Major Actors. Part 4/5 in ‘Blockchain Powers Solar Industry’

Forbes has in June 2019 named the following five major actors in application of blockchain across the global solar industry.


WePower leaned upon the Estonia’s 100% digital energy grid. The firm partnered with an independent energy provider and offered consumers to buy into their program using WePower own utility tokens. At its platform, consumers can monitor energy prices and diversify their energy portfolio. Positive results in Estonia brought WePower to expansion into Australia.

Power Ledger

Australian Power Ledger helps develop the country’s renewable energy market whilst also offering cheaper prices locally. In the past decade, the number of personal solar power generation in Australian households exploded, and it is the core customer based to Power Ledger.

Power Ledger installed microgrids that connected clean energy producers and residential developments. Thus, on the blockchain based platform, that allows consumers and producers to monitor energy production, their sources and their prices, Power Ledger drives forward the sustainable development.

Power Ledger works in the UK, Thailand, and at home in Australia.

Acciona Energy & Iberdrola

Acciona Energy and Iberdrola are two Spain’s largest energy companies. They have both used the United Nations’ Sustainable Development Goals (SDG) as the framework for their clean energy program.

Acciona Energy became the first utility company to use blockchain technology to certify the origin of its energy to consumers whilst Iberdrola used a similar platform in its own pilot program. After good initial results, the latter has indicated that it intends to integrate the platform in future large scale projects whilst the former has continued to pioneer the use of blockchain within established energy markets.

The Brooklyn Microgrid

The Brooklyn Microgrid is a community-based approach to blockchain. It has transformed a traditional energy grid model into concept of a communal energy network. While the utility provider still maintains the electrical grid that delivers power, the actual energy is generated, stored, and traded locally by members of the community, for a more resilient and sustainable clean energy model.

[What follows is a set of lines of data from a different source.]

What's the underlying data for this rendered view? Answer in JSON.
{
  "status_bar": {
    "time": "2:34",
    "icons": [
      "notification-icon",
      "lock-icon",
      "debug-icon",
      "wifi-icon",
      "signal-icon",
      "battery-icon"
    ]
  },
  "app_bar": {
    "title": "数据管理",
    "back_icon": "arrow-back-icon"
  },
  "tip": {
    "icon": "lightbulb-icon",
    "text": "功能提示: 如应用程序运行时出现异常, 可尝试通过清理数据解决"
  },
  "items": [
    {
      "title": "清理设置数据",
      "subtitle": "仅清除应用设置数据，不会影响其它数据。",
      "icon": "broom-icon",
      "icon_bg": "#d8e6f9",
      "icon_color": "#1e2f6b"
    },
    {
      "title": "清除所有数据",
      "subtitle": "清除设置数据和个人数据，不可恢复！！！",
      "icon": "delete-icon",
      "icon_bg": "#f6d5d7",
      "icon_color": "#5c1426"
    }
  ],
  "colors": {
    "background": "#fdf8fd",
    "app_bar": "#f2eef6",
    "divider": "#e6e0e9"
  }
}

Rather than use an independent utility company, community members will be able to contribute electricity via their own solar panels or electric cars to the microgrid for other residents to buy and trade. Any excess energy will be stored amongst members of the grid and will give the opportunity for Brooklyn consumers to be a step closer to being self-sufficient energy wise.

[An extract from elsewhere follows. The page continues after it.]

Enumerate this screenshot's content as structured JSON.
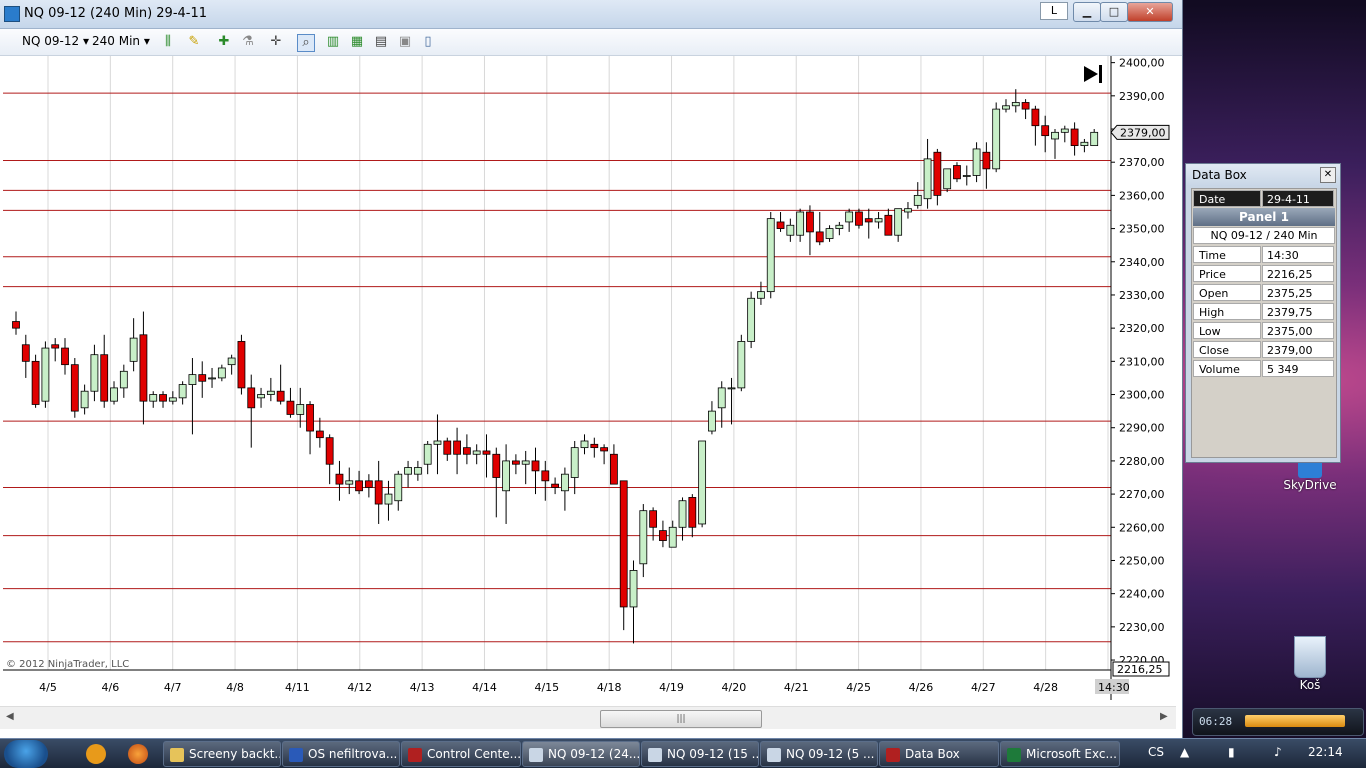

The Sun Exchange

The Sun Exchange is a startup that focuses on investment-driven solar installations. It identifies sun-soaked areas in South Africa where solar panels could be at their most efficient, then sells the modules to private investors who can then lease them to local schools and businesses. This business model ensures that local communities are able to benefit from cheap, clean energy whilst investors help fund and develop several projects that will generate income for the twenty years that solar panels are viable. All transactions can be processed bitcoin simplifying international monetary transactions, and the Sun Exchange uses blockchain-based smart contracts to reduce the needs and cost of physical administration.

The Sun Exchange acts as a crowdfunding platform for small- to medium-scale solar projects in developing countries, allowing investors worldwide to help fund plants with national currency or bitcoin payments. It has already funded projects including an 18-kilowatt rooftop solar plant for a Cape Town-based nonprofit and a 60-kilowatt system for an elephant park in Knysna, on South Africa’s south coast.